NewsCovering Kentucky


Kentucky family loses three members to COVID-19

Posted at 8:29 AM, Dec 23, 2020
and last updated 2020-12-23 08:43:08-05

TAYLOR COUNTY, Ky. (LEX 18) — The holidays are a special time for families, and many have to decide whether to break traditions this year because of COVID-19.

After recently losing three family members to the virus, two Campbellsville sisters have a message for Kentuckians - don't risk your and your family's safety for the holiday.

Jessica Cheatham and Jama Allen say their family has always been close and have fond memories of going on vacation together.


“My grandma, she was really big into traveling, and that kind of just trickled down to my mom and then to others,” Cheatham said.

“We all have traveled so many times together. They were avid travelers,” Allen added.

Along with that love for travel, their parents Mark and Lisa shared a great love for each other. Those are memories they'll cherish after losing their parents and their grandfather to COVID-19 in the span of three weeks.

“It doesn't feel real at all. It feels like I'm just walking around in a dream,” said Cheatham.

Shortly after testing positive for the virus, their grandfather was hospitalized and found out he also had stage four leukemia. He died on Nov. 22. During that time, Mark tested positive and soon developed double pneumonia. He was taken to the hospital and not long after, Lisa was also hospitalized with COVID-19.

“The only time that my mom was allowed to see my dad in the hospital was right before he had passed,” said Allen. “It was one of the most heart-wrenching things I've had to watch through a glass door. I mean to watch my mom say goodbye to my dad.”


Lisa died just a few days after Mark passed away. The sisters say their parents constantly wore masks and gloves and only left the house for work, church or a grocery pickup.

“A lot of times, [mom] was watching the church service on her phone,” said Allen.

They are sharing their story to help people see how harmful the virus can be and how quickly a person's health can deteriorate in the hopes that people don't get too relaxed.

“I know that it is hard wearing a mask. I know everybody is fatigued,” said Allen. “I have customers who come in my store and they're like, 'Oh I'm young. I don't have any health conditions.' Well, that's great for you, but you may be packing a virus that can kill me. You're not wearing a mask for yourself. You're wearing it for somebody else.”

Allen also says trying to see her family members during their last days was challenging and the two want there to be more consistent policies when it comes to visitations during those moments in the hospital.
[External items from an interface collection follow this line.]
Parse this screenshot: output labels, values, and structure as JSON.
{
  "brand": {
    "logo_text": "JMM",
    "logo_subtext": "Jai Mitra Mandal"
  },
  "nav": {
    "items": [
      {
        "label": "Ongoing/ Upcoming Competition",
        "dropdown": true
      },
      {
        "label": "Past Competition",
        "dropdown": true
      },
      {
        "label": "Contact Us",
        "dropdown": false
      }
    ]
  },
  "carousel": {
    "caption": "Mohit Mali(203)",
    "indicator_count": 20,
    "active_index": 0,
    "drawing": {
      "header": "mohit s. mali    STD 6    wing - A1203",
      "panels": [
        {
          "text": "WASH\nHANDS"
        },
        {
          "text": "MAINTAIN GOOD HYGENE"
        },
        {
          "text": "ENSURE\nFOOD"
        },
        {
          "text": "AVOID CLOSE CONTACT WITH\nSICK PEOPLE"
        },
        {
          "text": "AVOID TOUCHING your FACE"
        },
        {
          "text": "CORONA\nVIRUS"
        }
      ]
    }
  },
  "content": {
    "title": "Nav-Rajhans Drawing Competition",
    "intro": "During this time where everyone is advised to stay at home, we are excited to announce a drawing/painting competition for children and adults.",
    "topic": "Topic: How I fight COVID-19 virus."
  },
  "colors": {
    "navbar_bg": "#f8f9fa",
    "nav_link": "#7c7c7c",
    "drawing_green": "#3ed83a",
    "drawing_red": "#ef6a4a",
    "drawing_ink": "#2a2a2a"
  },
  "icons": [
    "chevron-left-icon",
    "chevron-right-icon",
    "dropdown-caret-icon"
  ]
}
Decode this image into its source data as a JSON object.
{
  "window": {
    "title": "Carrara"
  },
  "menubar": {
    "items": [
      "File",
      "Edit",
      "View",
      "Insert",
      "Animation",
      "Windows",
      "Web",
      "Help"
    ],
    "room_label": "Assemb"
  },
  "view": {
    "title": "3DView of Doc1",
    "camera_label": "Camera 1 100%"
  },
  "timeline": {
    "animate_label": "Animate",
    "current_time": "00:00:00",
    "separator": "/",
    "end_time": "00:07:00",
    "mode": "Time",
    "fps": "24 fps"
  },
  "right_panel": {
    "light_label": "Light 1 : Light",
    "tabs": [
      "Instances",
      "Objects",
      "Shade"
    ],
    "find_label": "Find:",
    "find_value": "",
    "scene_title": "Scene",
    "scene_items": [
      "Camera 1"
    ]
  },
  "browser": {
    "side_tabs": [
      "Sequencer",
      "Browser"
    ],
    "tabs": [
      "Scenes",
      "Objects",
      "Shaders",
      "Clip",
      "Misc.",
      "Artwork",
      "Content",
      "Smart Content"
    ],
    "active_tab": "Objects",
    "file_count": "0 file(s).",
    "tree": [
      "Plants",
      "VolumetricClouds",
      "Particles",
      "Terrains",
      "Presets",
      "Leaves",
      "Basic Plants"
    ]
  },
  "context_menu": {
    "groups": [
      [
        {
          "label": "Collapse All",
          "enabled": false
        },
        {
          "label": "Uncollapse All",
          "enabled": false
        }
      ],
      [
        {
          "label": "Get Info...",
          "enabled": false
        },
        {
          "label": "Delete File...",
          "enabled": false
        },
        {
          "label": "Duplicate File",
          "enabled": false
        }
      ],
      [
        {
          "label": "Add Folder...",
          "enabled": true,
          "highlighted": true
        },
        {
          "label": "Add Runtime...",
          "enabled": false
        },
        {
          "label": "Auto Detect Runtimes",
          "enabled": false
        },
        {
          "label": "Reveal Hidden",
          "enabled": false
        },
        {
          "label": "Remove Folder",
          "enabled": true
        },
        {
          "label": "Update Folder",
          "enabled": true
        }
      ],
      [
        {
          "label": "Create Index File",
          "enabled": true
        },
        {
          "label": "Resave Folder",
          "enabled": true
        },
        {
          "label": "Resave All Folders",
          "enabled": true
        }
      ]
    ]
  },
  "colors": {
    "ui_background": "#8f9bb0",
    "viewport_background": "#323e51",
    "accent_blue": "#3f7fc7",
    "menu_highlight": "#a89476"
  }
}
“There needs to be something more formal in place that allows us to help our loved ones that are in there,” said Cheatham.

Now they hope their story and message can help other loved ones.